|Brian Dias, PhD
For Dr. Dias, the two seemingly divergent roles as laboratory scientist and neuroscience teacher have become complementary. “The convergence of western neuroscience with Buddhist philosophy has been really inspirational for me,” he says.
His research focuses on understanding the neurobiological mechanisms through which trauma and stress are transmitted across generations. “We’re not talking about social narratives,” says Dr. Dias. “We’re talking about what’s happening in the sperm or egg.” To this end, Dr. Dias and the members of his lab are studying epigenetic and hormonal influences on how trauma is encoded, identifying biological signatures like non-coding RNA that might be altered by trauma, and trying to understand how a trauma may be transmitted through the reproductive system and end up impacting the nervous system of offspring.

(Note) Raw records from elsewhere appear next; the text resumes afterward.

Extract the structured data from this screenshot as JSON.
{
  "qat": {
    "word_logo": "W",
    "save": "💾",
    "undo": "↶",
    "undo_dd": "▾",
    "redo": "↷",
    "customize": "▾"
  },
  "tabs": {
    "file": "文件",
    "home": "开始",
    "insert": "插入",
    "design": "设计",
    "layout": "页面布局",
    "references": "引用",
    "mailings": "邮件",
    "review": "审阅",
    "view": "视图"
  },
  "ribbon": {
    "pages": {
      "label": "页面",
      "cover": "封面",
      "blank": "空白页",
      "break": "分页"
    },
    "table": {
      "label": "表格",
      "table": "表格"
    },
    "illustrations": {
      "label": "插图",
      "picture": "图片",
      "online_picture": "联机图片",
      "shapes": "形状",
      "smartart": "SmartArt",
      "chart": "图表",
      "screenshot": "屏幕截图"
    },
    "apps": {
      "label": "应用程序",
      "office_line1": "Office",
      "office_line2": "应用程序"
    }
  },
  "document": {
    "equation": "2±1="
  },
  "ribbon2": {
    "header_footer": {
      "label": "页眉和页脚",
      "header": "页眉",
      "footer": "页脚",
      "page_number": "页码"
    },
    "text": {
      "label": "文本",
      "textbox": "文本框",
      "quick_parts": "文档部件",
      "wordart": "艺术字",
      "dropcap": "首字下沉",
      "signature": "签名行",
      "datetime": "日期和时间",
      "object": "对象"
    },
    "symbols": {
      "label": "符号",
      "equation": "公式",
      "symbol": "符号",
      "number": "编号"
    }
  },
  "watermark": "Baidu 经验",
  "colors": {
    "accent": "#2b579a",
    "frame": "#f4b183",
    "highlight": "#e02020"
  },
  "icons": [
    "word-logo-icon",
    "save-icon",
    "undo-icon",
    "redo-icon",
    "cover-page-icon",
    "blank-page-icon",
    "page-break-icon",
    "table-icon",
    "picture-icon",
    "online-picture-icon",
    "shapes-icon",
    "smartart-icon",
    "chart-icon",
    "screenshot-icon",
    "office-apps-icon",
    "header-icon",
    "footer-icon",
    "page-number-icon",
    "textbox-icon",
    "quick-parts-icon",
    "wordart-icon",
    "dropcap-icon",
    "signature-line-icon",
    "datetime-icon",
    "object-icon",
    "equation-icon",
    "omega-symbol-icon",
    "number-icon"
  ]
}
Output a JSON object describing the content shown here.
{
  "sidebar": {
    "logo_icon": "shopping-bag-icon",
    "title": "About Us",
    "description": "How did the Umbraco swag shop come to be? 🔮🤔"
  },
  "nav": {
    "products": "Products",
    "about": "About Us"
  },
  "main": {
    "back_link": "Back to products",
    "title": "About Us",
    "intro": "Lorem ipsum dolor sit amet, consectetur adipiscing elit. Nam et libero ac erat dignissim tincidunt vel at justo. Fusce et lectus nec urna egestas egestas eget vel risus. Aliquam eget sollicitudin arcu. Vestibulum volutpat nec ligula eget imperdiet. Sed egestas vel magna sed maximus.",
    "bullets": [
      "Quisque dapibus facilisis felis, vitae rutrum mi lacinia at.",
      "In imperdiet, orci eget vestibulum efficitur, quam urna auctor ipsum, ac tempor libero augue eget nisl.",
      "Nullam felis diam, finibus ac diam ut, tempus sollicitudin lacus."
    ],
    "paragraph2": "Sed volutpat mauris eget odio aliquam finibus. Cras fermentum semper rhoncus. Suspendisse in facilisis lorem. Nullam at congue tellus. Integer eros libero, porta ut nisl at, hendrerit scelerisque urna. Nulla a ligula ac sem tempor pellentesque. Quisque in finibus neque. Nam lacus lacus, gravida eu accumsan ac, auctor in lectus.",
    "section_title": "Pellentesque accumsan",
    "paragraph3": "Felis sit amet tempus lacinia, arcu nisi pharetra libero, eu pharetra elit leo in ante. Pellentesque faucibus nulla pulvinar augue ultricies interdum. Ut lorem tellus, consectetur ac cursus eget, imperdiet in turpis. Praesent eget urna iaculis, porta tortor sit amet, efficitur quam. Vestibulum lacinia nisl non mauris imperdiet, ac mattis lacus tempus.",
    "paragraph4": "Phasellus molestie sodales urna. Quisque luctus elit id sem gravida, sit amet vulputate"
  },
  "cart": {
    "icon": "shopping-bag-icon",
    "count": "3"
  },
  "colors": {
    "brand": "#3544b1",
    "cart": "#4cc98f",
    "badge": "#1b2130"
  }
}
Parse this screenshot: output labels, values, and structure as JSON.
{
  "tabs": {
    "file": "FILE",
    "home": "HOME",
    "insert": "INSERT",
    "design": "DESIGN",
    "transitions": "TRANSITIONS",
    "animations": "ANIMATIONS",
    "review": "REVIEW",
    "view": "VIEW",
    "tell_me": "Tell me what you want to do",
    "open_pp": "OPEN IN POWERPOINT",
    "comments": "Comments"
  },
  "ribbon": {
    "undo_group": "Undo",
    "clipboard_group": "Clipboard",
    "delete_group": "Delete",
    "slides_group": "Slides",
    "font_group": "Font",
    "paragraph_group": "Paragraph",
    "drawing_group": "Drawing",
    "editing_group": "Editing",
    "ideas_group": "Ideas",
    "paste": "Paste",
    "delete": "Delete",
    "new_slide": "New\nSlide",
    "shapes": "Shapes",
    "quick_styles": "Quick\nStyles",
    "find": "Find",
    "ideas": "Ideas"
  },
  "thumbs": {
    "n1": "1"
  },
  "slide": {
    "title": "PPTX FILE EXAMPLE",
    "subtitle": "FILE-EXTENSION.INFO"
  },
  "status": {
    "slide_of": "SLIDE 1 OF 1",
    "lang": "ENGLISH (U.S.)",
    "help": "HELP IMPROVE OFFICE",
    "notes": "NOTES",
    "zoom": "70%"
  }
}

Dr. Dias collaborates with Emory colleagues to focus on the impact of trauma on humans and nonhuman primates. A collaborative project with Drs. Mar Sanchez, Vasiliki Michopoulos and Mark Wilson explores biomarkers of infant maltreatment versus normal rearing in primates, and stress-related epigenetic signatures in female macaques based on group ranking. In addition, he is working with Drs. Andrew Miller, Jennifer Felger, Tanja Jovanovic and Seth Norrholm to research how hormone-related treatment in the context of breast cancer affects learning and memory.
Dr. Dias hopes this work will pave the way for novel treatments that someday undo trauma’s influence. “I’d like to be able to reverse the effects and break cycles of inheritance,” he says.
Emory University Psychoanalytic Institute- A Hidden Treasure at Emory
|Tufts House- Home of EUPI|
The Emory University Psychoanalytic Institute (EUPI) is a unique resource at Emory. It has been a division of the Department of Psychiatry and Behavioral Sciences in the Emory School of Medicine since the 1950’s, training several generations of psychoanalysts and psychodynamic psychotherapists now serving the Atlanta community. Dr. Bernard (Bernie) Holland was Professor and Chair in the Department of Psychiatry from 1958-1983 and was instrumental in introducing psychoanalysis to both the Psychiatry Department and the Emory School of Medicine. Of the thirty analytic institutes in the USA that belong to the American Psychoanalytic Association (APsaA), EUPI is one of only three located in a university. Candidates in training to become analysts or analytic therapists include current and past residents in the Psychiatry Department, clinical psychologists, social workers, and counselors in private practice, as well as graduate students and faculty members from the across the University.
EUPI’s location within the University makes possible collaborations between clinicians and scholars across the university who use and apply psychoanalytic insights and theories in their academic work. EUPI faculty have played a prominent role nationally in the field of psychoanalysis, and have earned EUPI an international reputation as a leader in integrating the clinical and academic research aspects of psychoanalysis.
It is a rather unfortunate reality that many people have been led to believe that psychoanalysis is an outmoded or even ineffective treatment that has been superseded by pharmaceutical advances or by treatments such as cognitive behavioral therapy. But as the distinguished neuroscientist and psychoanalyst Mark Solms said in his Presidential Lecture at the meetings of APsaA in January of this year, citing recent neuroscientific and outcome research, the clinical methods of psychoanalysis “are consistent with the current scientific understanding of how the brain changes”, and “psychoanalytic therapy achieves good outcomes – at least as good, and in some important respects better than, other evidence-based treatments”.
For more information about EUPI, go to our link on the home page of the Emory Department of Psychiatry or to the website here.